Let's hear it for play! We've already got COVID and malfeasance in politics and police brutality. In Terese Svoboda's eighth book of poetry, Theatrix: Poetry Plays, Shakespeare, Beckett, Hair, absurdist theater, the usher (the Fall of the House of) and theater made behind bedsheets ghost through this book to explode our notion of subject and the fourth wall. Though the book also includes a Title IX report, the torture of a South Sudanese governor, Chernobyl, the murder of a NYC prostitute, and god-knows-what those schipperkes were doing for the French resistance – everywhere the poetic line claims its place as a stage for the world. Even the title puns on “tricks” as “poetry plays” at the genre of drama, and the suffix “trix” does the job of turning the masculine POV into the feminine (e.g. aviator, aviatrix). Elements of dramatic writing like interruptions or asides found inside brackets and character names cast in majuscule punctuate, but do not dominate the book as the poetry slides in and through drama. Linked by an absurdist tone that combines the surreal, the political, and broad slapstick, often in one fell swoop, the poems in Theatrix: Poetry Plays don't want to be “put on,” they want to play in the reader's head, the mind being the greatest stage of all.

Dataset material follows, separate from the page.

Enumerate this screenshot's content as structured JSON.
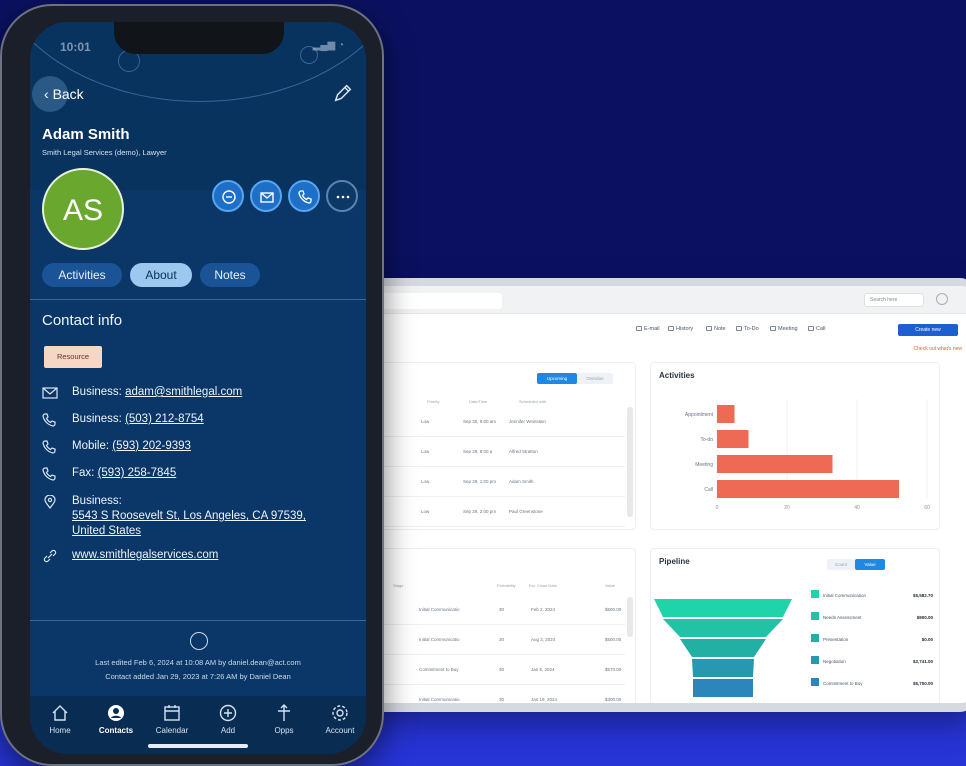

A Guggenheim fellow, Terese Svoboda is the author of 19 books of poetry, fiction, memoir, biography, and translation. Anything That Burns You: A Portrait of Lola Ridge, Radical Poet appeared in paper in 2018, and Great American Desert, a book of stories, in 2019. Doubleback Books reprinted Treason, her fourth book of poetry, in 2020. She has also been awarded the Bobst Prize in fiction, the Iowa Prize for poetry, an NEH grant for translation, the Graywolf Nonfiction Prize, a Jerome Foundation prize for video, the O. Henry Award for the short story, and a Pushcart Prize for the essay. She is a three-time winner of a New York Foundation for the Arts fellowship, and has had Headlands, James Merrill, Hawthornden, Yaddo, McDowell, and Bellagio residencies. Her opera WET premiered at L.A.’s Disney Hall in 2005. A native of Nebraska, she now divides her time between a houseboat in Victoria BC and NYC with her husband and a moth-eared papillion named Fred.